Are you sure it's not "Wannabe" by the Spice Girls? --TammyMoet (talk) 10:11, 23 June 2013 (UTC)

I looked around, but couldn't find anything. I did various google searches quoting different parts of the phrases provided, adding various years from 1998 to 2003 in; also tried with, and without, "radio" and variants of "featuring" (to get songs with two+ rappers). Also tried the same approach using "site:" to search a few popular lyrics sites, still nothing. Finally, spent about an hour with variations on [1] and [2] and [3] (all useful sites for this type of thing), still nothing. Of course, it may just be bad luck; and, depending on how accurate your memory is, I saw about 15 songs that maybe could fit (some with two male rappers, or from 93-94, or with menace not in the chorus, etc.) Is it possible that you misheard the word "menace", could it be something else? Is "menace" the entire chorus, or just in the chorus? Anything else you remember? After looking around, now I'm curious:-) If you get a solution please let me know; you might want to try one of the sites I mentioned.

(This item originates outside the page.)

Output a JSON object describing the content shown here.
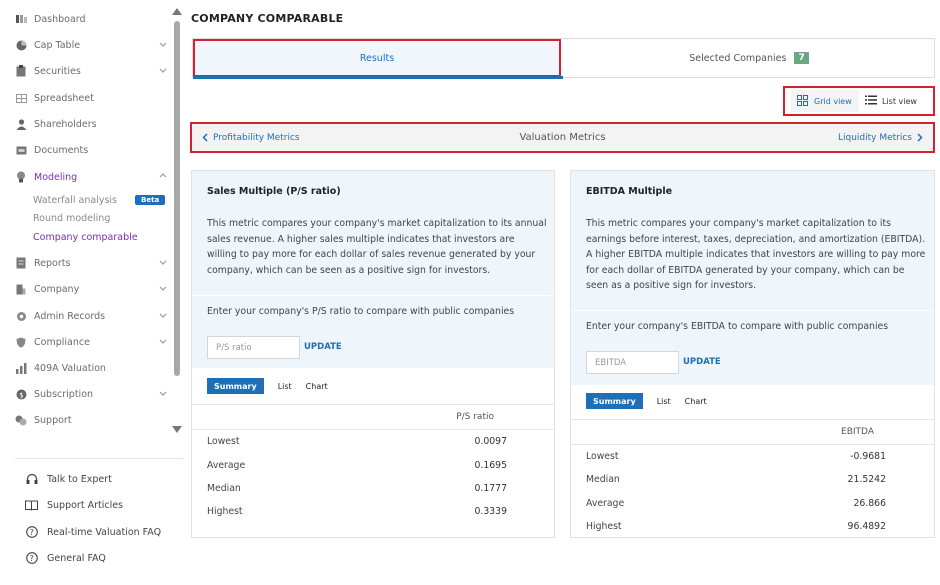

Good Luck:-)Phoenixia1177 (talk) 14:43, 23 June 2013 (UTC)

Aww. :( It's not spice girls :/ & sadly I can't remember much more :( I'll let you know if i find it! — Preceding unsigned comment added by 157.157.127.68 (talk) 16:22, 23 June 2013 (UTC)